Abstract 1442: Phosphorylation of alpha4 Integrin by PKA is Required for Endothelial Cell Alignment Induced by Shear Stress.

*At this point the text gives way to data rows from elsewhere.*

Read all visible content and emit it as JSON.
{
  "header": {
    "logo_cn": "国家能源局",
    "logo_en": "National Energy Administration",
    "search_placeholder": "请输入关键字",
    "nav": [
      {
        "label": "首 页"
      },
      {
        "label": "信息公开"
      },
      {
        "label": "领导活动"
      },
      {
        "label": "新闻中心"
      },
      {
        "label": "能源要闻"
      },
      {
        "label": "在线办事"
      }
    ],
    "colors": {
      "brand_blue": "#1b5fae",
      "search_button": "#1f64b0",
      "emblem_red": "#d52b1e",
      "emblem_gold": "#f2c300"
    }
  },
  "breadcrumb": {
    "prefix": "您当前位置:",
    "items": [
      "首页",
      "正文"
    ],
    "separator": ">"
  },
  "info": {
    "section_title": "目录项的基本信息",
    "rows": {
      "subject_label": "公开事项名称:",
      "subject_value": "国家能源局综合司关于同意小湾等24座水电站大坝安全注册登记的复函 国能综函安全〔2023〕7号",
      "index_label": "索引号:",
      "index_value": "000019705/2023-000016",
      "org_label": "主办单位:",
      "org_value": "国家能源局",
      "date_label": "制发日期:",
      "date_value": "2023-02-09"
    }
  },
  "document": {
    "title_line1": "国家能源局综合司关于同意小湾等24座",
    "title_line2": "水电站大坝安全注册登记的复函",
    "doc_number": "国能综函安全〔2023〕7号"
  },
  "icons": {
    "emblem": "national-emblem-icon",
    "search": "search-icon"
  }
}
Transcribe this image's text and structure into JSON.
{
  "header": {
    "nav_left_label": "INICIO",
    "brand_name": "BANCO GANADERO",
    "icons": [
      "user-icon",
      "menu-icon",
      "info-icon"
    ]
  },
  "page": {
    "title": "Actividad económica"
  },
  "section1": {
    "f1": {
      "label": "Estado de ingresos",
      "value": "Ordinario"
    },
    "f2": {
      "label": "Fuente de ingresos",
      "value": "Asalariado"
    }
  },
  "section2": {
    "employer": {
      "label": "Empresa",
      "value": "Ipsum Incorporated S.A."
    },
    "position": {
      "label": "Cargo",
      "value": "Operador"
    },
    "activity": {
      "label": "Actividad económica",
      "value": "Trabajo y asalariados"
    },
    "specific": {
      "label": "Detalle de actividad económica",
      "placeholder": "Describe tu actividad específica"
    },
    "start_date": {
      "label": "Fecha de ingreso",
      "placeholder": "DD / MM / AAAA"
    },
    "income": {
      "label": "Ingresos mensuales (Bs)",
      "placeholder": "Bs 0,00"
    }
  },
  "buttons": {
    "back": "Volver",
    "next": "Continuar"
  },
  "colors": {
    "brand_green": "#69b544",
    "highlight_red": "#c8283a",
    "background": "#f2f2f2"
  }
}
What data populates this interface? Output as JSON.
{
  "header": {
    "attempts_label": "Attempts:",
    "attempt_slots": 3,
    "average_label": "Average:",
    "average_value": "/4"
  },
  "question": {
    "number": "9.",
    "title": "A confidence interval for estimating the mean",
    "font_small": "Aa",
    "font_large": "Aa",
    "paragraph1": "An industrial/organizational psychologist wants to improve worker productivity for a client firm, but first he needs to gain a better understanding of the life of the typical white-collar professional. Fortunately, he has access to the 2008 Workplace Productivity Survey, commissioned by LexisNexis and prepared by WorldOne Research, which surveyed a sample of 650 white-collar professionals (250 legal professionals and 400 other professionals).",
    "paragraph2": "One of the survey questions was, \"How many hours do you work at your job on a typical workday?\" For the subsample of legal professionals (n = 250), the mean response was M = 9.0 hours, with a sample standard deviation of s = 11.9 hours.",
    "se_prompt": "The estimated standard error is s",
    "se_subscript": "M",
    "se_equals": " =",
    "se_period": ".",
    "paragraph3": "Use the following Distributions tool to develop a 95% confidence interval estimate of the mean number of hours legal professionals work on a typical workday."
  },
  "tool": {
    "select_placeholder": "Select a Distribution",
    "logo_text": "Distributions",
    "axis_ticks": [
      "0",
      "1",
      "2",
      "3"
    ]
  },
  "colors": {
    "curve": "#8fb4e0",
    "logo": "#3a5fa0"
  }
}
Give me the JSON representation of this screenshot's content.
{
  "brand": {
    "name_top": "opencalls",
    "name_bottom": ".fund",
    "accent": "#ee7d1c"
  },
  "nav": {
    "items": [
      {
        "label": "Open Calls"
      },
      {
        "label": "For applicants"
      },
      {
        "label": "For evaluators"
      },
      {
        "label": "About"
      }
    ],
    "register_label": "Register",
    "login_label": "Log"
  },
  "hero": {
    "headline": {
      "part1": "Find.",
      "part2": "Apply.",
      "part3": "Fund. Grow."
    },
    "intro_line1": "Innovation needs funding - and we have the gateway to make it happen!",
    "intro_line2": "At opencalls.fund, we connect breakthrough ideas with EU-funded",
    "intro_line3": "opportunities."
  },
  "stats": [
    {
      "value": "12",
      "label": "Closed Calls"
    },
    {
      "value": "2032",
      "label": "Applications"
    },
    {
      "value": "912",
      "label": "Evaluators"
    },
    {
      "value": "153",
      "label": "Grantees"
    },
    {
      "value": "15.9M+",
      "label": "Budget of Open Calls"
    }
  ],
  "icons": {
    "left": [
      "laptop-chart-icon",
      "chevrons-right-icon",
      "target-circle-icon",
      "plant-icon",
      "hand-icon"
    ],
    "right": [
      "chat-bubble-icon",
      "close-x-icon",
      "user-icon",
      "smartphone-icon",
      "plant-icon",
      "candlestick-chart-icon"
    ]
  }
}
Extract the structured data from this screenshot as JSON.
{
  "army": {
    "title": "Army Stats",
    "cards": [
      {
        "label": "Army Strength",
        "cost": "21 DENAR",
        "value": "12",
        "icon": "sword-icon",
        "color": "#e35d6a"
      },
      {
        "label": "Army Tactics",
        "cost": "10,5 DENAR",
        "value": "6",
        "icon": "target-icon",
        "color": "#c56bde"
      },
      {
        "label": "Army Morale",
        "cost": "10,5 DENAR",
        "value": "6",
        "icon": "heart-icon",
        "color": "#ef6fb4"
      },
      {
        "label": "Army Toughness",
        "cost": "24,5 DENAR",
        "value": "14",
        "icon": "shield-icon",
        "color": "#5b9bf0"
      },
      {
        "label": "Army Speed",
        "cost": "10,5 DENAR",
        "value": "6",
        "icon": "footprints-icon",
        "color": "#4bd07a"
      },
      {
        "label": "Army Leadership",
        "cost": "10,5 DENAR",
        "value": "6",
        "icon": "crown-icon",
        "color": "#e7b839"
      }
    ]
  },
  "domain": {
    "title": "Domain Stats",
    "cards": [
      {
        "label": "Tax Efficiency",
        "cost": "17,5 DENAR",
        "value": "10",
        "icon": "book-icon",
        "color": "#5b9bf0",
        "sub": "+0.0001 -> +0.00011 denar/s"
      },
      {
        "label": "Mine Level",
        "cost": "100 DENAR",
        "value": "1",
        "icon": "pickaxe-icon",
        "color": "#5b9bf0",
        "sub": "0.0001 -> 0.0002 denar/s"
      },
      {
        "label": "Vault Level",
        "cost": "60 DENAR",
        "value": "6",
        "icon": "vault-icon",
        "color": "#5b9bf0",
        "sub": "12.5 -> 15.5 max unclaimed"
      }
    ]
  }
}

Endothelial cells in the blood vessel intima respond to laminar shear stress by aligning in the direction of flow, a process which is athero-protective. In this study we identified a novel mechanism regulating shear stress-induced cytoskeletal alignment in microvascular endothelial cells. The cytoplasmic tails of alpha4 integrins expressed in these cells become phosphorylated at Ser988 as early as five minutes following exposure to physiological levels of shear stress. This phosphorylation response is enhanced at the downstream edges of cells relative to the source of flow. Downstream alpha4 integrin phosphorylation induced by shear is dependent on activity of protein kinase A, which we previously showed phosphorylates alpha4 integrins at the leading edge of migrating cells. Furthermore, PKA activity is required for alignment of endothelial cells under prolonged shear. Using endothelial cells isolated from alpha4(S988A) knock-in mice, we demonstrate that alignment induced by 20 hours in shear requires alpha4 integrin phosphorylation at Ser988. Lastly, we found that shear-induced polarized activation of the small GTPase Rac1, which is necessary for alignment, requires PKA activity. We propose a model whereby shear-induced PKA-dependent alpha4 integrin phosphorylation at the downstream edge of endothelial cells promotes localized Rac1 activation, which in turn directs cytoskeletal rearrangements leading to alignment in shear. These findings present a unique mechanism of anti-atherogenic endothelial cell function under blood flow and suggest potential therapeutic targets in modulating this response.